Frank Capone was born in 1895, the middle child of three boys born to Theresa Capone who launched the most infamous Chicago-area gang in the 1920s during the Prohibition era. Not much is known about Frank’s life, but his death bloody death in April 1924 is well-documented.
Two Brothers With Different Ways Of Getting What They Want
Al’s motto was, “Always try to deal before you have to kill,” Frank had no such predisposition. Frank would say, “You never get no talk back from no corpse.”
As such, mafia historians believe Frank Capone ordered the deaths of at least 500 people in his short career. Capone’s credo for carnage would come back to haunt him at the end of his life, though also potentially save his little brother’s life in the process.
The Bloody Elections In Cicero
Democrats were mounting a serious charge against Joseph Z. Klenha, the Republican mayor and a puppet of the Capone-Torrio families.
It was all hands on deck to ensure Capone’s interests prevailed in Cicero. The family had been kicked out of Chicago, so it moved its operations to the nearby suburb where it ran speakeasies, taverns, and whorehouses during Prohibition. Klenha supported the open debauchery in defiance of anti-alcohol laws.
On the night before the election, Frank Capone led a team of his gang to the office of Democrat William Pflaum who was running for town clerk. Capone’s gang roughed him up and destroyed his office.
The police weren’t particularly interested in stopping it, as some officers were likely on Capone’s payroll.
The following day, the actual election saw even more turmoil. Frank Capone didn’t want to leave his fortunes to chance. He sent his gang into Cicero to make sure citizens voted for Klenha instead of the opposition candidate.
Anyone who said they were voting for Democrats had their ballot confiscated by one of Capone’s gang. The mobster then marked the ballot for a Republican candidate, returned it to the voter, and then escorted the voter to the ballot box.
Election officials weren’t capable of stopping the Capone gang because they had no weapons or firepower to combat several armed men at polling places. Any officials who spoke up against the gang members were kidnapped until the end of the election while three people were shot to death and another one had his throat slashed.
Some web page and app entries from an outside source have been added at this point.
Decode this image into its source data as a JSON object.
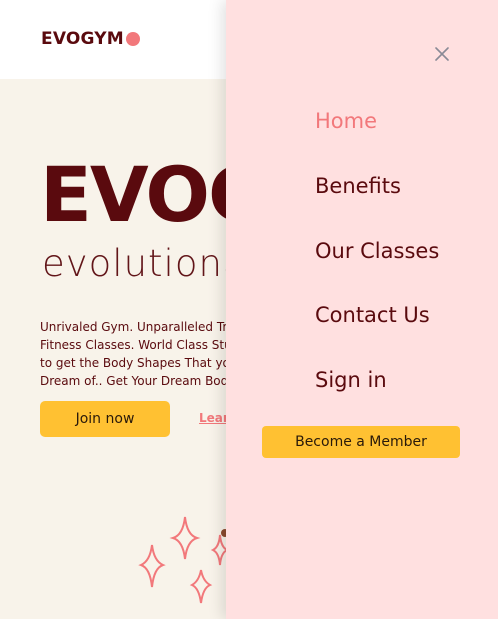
{
  "brand": {
    "logo_text": "EVOGYM",
    "accent": "#f2787b",
    "primary": "#5a0a0e",
    "button": "#ffc132"
  },
  "hero": {
    "title": "EVOGYM",
    "subtitle": "evolutionaryfitness",
    "description": "Unrivaled Gym. Unparalleled Training Fitness Classes. World Class Studios to get the Body Shapes That you Dream of.. Get Your Dream Body Now.",
    "join_label": "Join now",
    "learn_label": "Learn More"
  },
  "drawer": {
    "close_icon": "close-icon",
    "nav": [
      {
        "label": "Home",
        "active": true
      },
      {
        "label": "Benefits",
        "active": false
      },
      {
        "label": "Our Classes",
        "active": false
      },
      {
        "label": "Contact Us",
        "active": false
      },
      {
        "label": "Sign in",
        "active": false
      }
    ],
    "cta_label": "Become a Member"
  }
}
Capone’s gangs shot one Democratic campaign worker in both legs, took him to a Chicago-area hotel, and eight Democrats joined him to watch over their injured comrade.
By late afternoon, citizens of Cicero banded together to save their town. County judge Edmund K. Jarecki deputized 70 Chicago police officers who rushed to the scene. Having dealt with Capone before, Chicago police knew how to effectively confront his gang. Some of them arrived in limousines and unmarked cars to disguise their presence until the last possible moment.
As cars pulled up, Frank Capone wasn’t sure if it was a rival gang arriving. He took no chances.
As soon as the car doors opened, Frank opened fire. His shots missed two officers arriving on the scene. Before Capone could fire again, he was fatally shot at point-blank range.
Al Capone escaped the carnage and would run the family’s empire from this point on. If Frank had waited for the officers to get out of the cars before shooting at them, chances are they would have shot his younger brother as well.
Despite the bloodshed, the Republicans still won the election.
Frank Capone’s funeral was a massive affair. The gambling joints and whorehouses in Cicero closed for two hours to pay tribute to the elder Capone. Al purchased a silver-festooned coffin for his elder brother and the coffin was surrounded by $20,000 worth of flowers. So many people sent flowers for condolences, the Capone family needed 15 cars to carry them to the cemetery.
Even more bizarrely, the police officer who fired the fatal shot made an appearance at the funeral and expressed his sympathy.
The Capone family was so entrenched in Chicago in 1924 that Frank’s funeral was lavish enough for an elder statesman. Somehow, Capone’s trail of death throughout his career didn’t diminish his legendary status.